▸ Requirement
Return the whole listing, line for line, without the pictures in it.

▸ Supplied data
* * * * * * *

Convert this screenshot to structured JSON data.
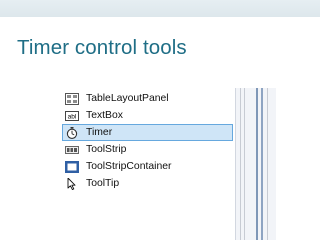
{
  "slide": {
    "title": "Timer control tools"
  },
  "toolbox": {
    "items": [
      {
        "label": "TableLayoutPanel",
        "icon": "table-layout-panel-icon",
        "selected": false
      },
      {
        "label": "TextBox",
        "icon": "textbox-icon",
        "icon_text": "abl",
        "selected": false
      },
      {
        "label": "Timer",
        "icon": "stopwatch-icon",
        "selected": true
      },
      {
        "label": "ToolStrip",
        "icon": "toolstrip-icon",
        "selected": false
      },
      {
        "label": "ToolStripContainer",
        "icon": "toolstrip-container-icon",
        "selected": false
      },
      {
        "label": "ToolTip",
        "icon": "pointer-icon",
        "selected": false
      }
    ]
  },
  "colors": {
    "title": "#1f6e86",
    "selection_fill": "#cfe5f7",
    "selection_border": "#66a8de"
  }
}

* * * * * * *

▸ Final answer
Convert this screenshot to structured JSON data.
{
  "slide": {
    "title": "Timer control tools"
  },
  "toolbox": {
    "items": [
      {
        "label": "TableLayoutPanel",
        "icon": "table-layout-panel-icon",
        "selected": false
      },
      {
        "label": "TextBox",
        "icon": "textbox-icon",
        "icon_text": "abl",
        "selected": false
      },
      {
        "label": "Timer",
        "icon": "stopwatch-icon",
        "selected": true
      },
      {
        "label": "ToolStrip",
        "icon": "toolstrip-icon",
        "selected": false
      },
      {
        "label": "ToolStripContainer",
        "icon": "toolstrip-container-icon",
        "selected": false
      },
      {
        "label": "ToolTip",
        "icon": "pointer-icon",
        "selected": false
      }
    ]
  },
  "colors": {
    "title": "#1f6e86",
    "selection_fill": "#cfe5f7",
    "selection_border": "#66a8de"
  }
}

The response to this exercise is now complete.